BY Callia Peterson, ’22.
Scrambling to find my calculator in the depths of my backpack for math class, I looked over at my friend Kyle who asked calmly, “How are you today?”
“Frazzled!” I responded, plopping myself into my chair. She laughed.
Midterms are days away, and the high school is buzzing. The LC is packed with students poring over review material; students are spending their lunch periods completing missing assignments, and the athletic wing is crowded with wrestlers and basketball players wrapping up their final practices before winter break. Busy, stressed, anxious, excited, and yes, frazzled—you name it, I see it in myself, my peers and the teachers and administrators that surround me.
As my walk into the high school gets chillier and I feel compelled to blare Christmas music in my car, I see family time and hot cocoa on the horizon, but there is one thing in the forefront of my mind: midterms.

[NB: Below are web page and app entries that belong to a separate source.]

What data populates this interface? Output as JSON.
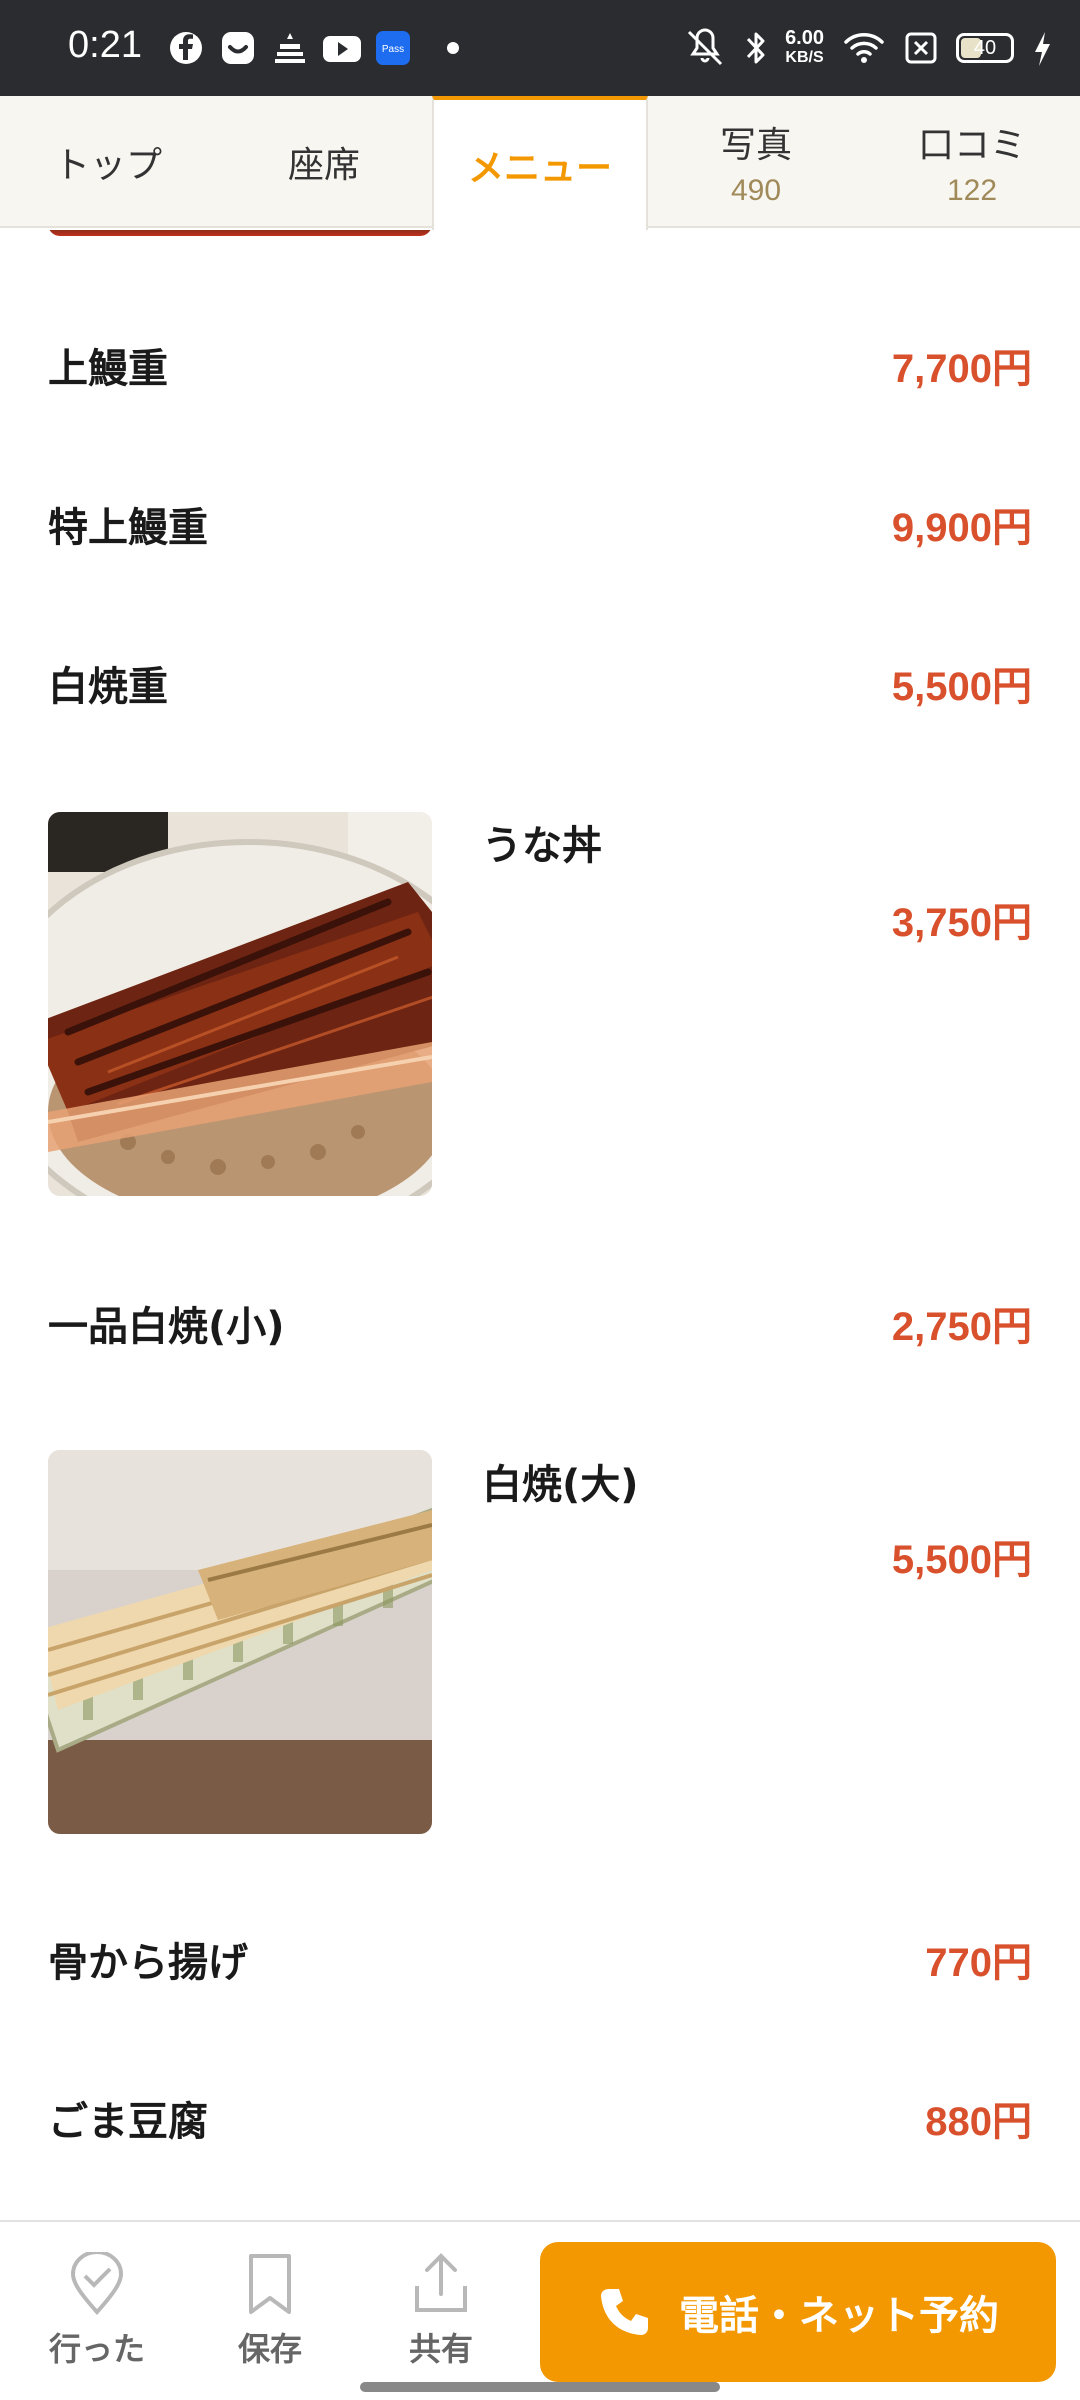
{
  "status_bar": {
    "time": "0:21",
    "speed_value": "6.00",
    "speed_unit": "KB/S",
    "battery": "40",
    "icons": [
      "facebook-icon",
      "smile-app-icon",
      "cake-app-icon",
      "youtube-icon",
      "pass-app-icon",
      "dot-icon",
      "mute-icon",
      "bluetooth-icon",
      "wifi-icon",
      "x-box-icon",
      "battery-icon",
      "charging-icon"
    ]
  },
  "tabs": [
    {
      "label": "トップ",
      "count": ""
    },
    {
      "label": "座席",
      "count": ""
    },
    {
      "label": "メニュー",
      "count": ""
    },
    {
      "label": "写真",
      "count": "490"
    },
    {
      "label": "口コミ",
      "count": "122"
    }
  ],
  "active_tab": "メニュー",
  "menu": [
    {
      "name": "上鰻重",
      "price": "7,700円"
    },
    {
      "name": "特上鰻重",
      "price": "9,900円"
    },
    {
      "name": "白焼重",
      "price": "5,500円"
    },
    {
      "name": "うな丼",
      "price": "3,750円",
      "photo": "unadon-photo"
    },
    {
      "name": "一品白焼(小)",
      "price": "2,750円"
    },
    {
      "name": "白焼(大)",
      "price": "5,500円",
      "photo": "shirayaki-photo"
    },
    {
      "name": "骨から揚げ",
      "price": "770円"
    },
    {
      "name": "ごま豆腐",
      "price": "880円"
    }
  ],
  "bottom_bar": {
    "visited": "行った",
    "save": "保存",
    "share": "共有",
    "reserve": "電話・ネット予約"
  },
  "colors": {
    "accent": "#f39800",
    "price": "#d9502c",
    "status_bar": "#2b2c30"
  }
}
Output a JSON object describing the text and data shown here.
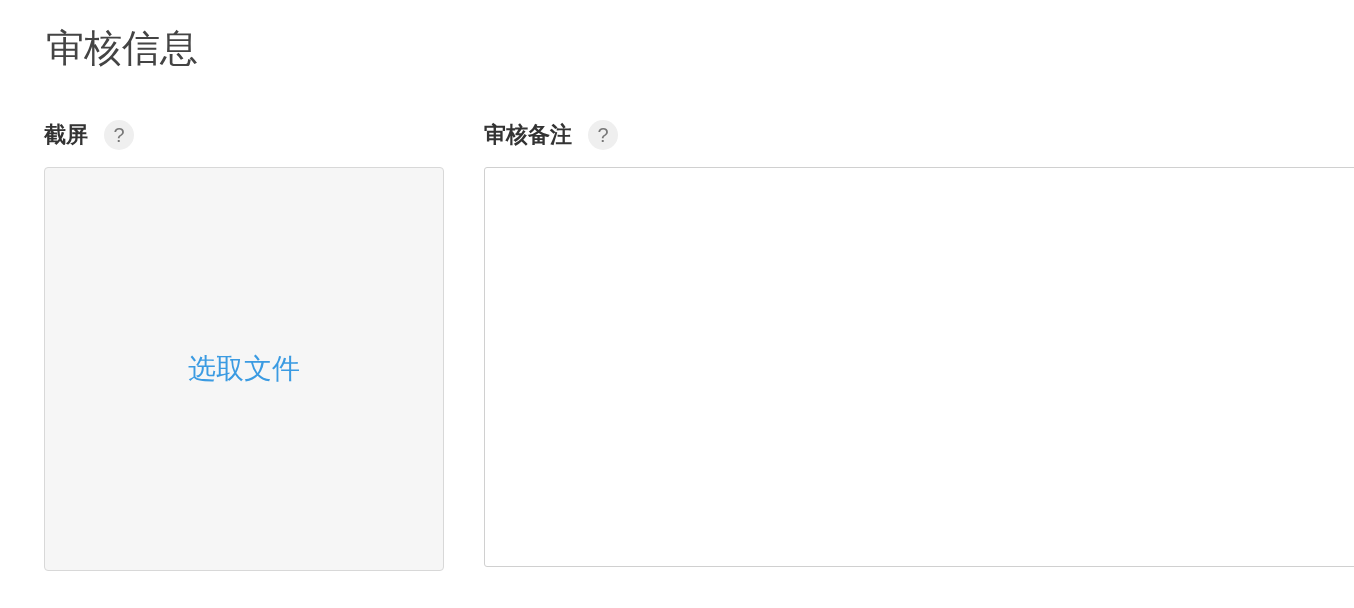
{
  "title": "审核信息",
  "screenshot": {
    "label": "截屏",
    "help": "?",
    "button": "选取文件"
  },
  "notes": {
    "label": "审核备注",
    "help": "?"
  }
}
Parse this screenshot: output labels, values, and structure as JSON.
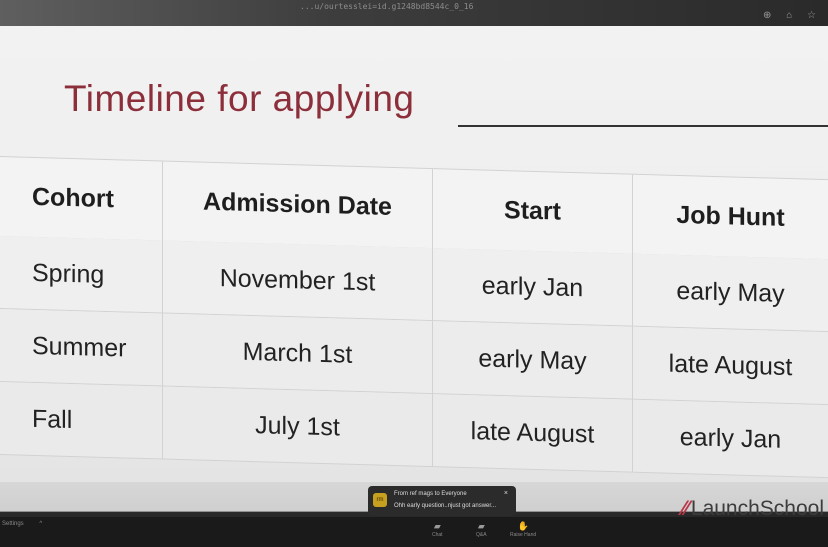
{
  "browser": {
    "url_fragment": "...u/ourtesslei=id.g1248bd8544c_0_16",
    "icons": "⊕ ⌂ ☆"
  },
  "slide": {
    "title": "Timeline for applying",
    "table": {
      "headers": [
        "Cohort",
        "Admission Date",
        "Start",
        "Job Hunt"
      ],
      "rows": [
        [
          "Spring",
          "November 1st",
          "early Jan",
          "early May"
        ],
        [
          "Summer",
          "March 1st",
          "early May",
          "late August"
        ],
        [
          "Fall",
          "July 1st",
          "late August",
          "early Jan"
        ]
      ]
    },
    "logo": {
      "mark": "⁄⁄",
      "text": "LaunchSchool"
    }
  },
  "chat_toast": {
    "avatar_initials": "rm",
    "from": "From ref mags to Everyone",
    "message": "Ohh early question..njust got answer...",
    "close": "×"
  },
  "zoom_bar": {
    "settings_label": "Settings",
    "settings_caret": "^",
    "items": [
      {
        "label": "Chat",
        "icon": "chat-icon"
      },
      {
        "label": "Q&A",
        "icon": "qa-icon"
      },
      {
        "label": "Raise Hand",
        "icon": "hand-icon"
      }
    ]
  }
}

If you’re like me, you’ve probably checked PowerSchool more times than you would care to admit, and you’ve calculated the percentages you need to maintain or improve your grades in every class. But this year, I’m forcing myself to pause before tapping on the alluring P representing the PowerSchool app, and instead asking myself why I’m at school in the first place. Is it to rack up points? Is it to keep my GPA above a certain number? No. It’s to learn about history and society, how to wield mathematical figures and the science that explains everything that surrounds us. It’s to build leadership, design thinking and interpersonal skills for current and future passion projects. It’s to teach and inspire a newsroom and a Student Innovation Team committee. It’s to make meaningful connections with my peers and experience the exuberance of adolescence. It’s to become an informed citizen of the world.
So if you’re a student, I implore you to take a step back next time you check your grades and to ask yourself what you want to get out of school every day. If you’re a teacher, I hope you pause to ask yourself why you love teaching next time you type in a test score. If you’re an administrator, I ask that you think of ways we can move closer to a system that values learning over performance, and students over numbers. Read more about academic culture at UAHS on page 14.